*Task*
Could you output, word for word, only the lines from the line with "Read all visible content and emit it as JSON." to the end of the entries, including both ends? Omit the pictures.
::::
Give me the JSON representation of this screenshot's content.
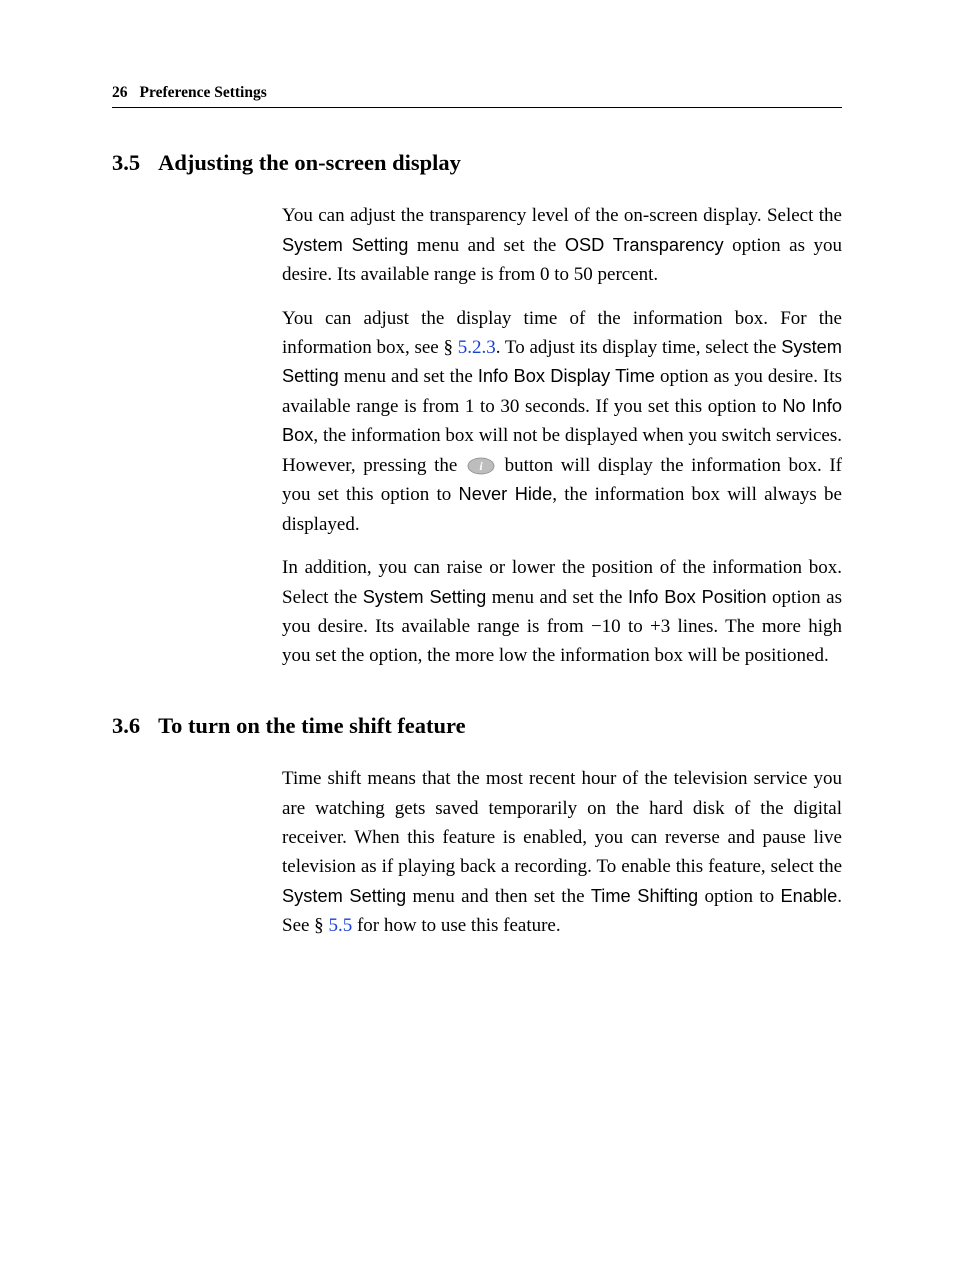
{
  "header": {
    "page_number": "26",
    "chapter_title": "Preference Settings"
  },
  "sections": {
    "s35": {
      "number": "3.5",
      "title": "Adjusting the on-screen display",
      "p1": {
        "t1": "You can adjust the transparency level of the on-screen display. Select the ",
        "ui1": "System Setting",
        "t2": " menu and set the ",
        "ui2": "OSD Transparency",
        "t3": " option as you desire. Its available range is from 0 to 50 percent."
      },
      "p2": {
        "t1": "You can adjust the display time of the information box. For the information box, see § ",
        "xref1": "5.2.3",
        "t2": ". To adjust its display time, select the ",
        "ui1": "System Setting",
        "t3": " menu and set the ",
        "ui2": "Info Box Display Time",
        "t4": " option as you desire. Its available range is from 1 to 30 seconds. If you set this option to ",
        "ui3": "No Info Box",
        "t5": ", the information box will not be displayed when you switch services. However, pressing the ",
        "t6": " button will display the information box. If you set this option to ",
        "ui4": "Never Hide",
        "t7": ", the information box will always be displayed."
      },
      "p3": {
        "t1": "In addition, you can raise or lower the position of the information box. Select the ",
        "ui1": "System Setting",
        "t2": " menu and set the ",
        "ui2": "Info Box Position",
        "t3": " option as you desire. Its available range is from ",
        "rng_lo": "−10",
        "t4": " to ",
        "rng_hi": "+3",
        "t5": " lines. The more high you set the option, the more low the information box will be positioned."
      }
    },
    "s36": {
      "number": "3.6",
      "title": "To turn on the time shift feature",
      "p1": {
        "t1": "Time shift means that the most recent hour of the television service you are watching gets saved temporarily on the hard disk of the digital receiver. When this feature is enabled, you can reverse and pause live television as if playing back a recording. To enable this feature, select the ",
        "ui1": "System Setting",
        "t2": " menu and then set the ",
        "ui2": "Time Shifting",
        "t3": " option to ",
        "ui3": "Enable",
        "t4": ". See § ",
        "xref1": "5.5",
        "t5": " for how to use this feature."
      }
    }
  }
}
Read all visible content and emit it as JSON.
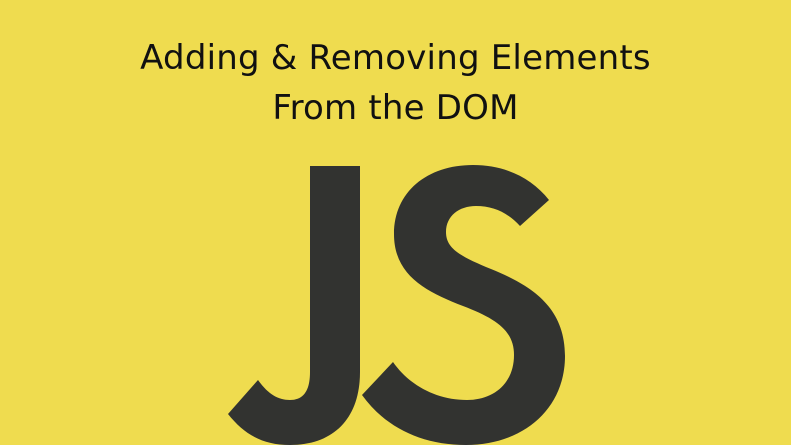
{
  "colors": {
    "background": "#efdc4f",
    "title_text": "#111111",
    "logo_text": "#323330"
  },
  "title": {
    "line1": "Adding & Removing Elements",
    "line2": "From the DOM"
  },
  "logo": {
    "text": "JS",
    "icon": "javascript-logo"
  }
}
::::
*Exercise output*
Read all visible content and emit it as JSON.
{
  "colors": {
    "background": "#efdc4f",
    "title_text": "#111111",
    "logo_text": "#323330"
  },
  "title": {
    "line1": "Adding & Removing Elements",
    "line2": "From the DOM"
  },
  "logo": {
    "text": "JS",
    "icon": "javascript-logo"
  }
}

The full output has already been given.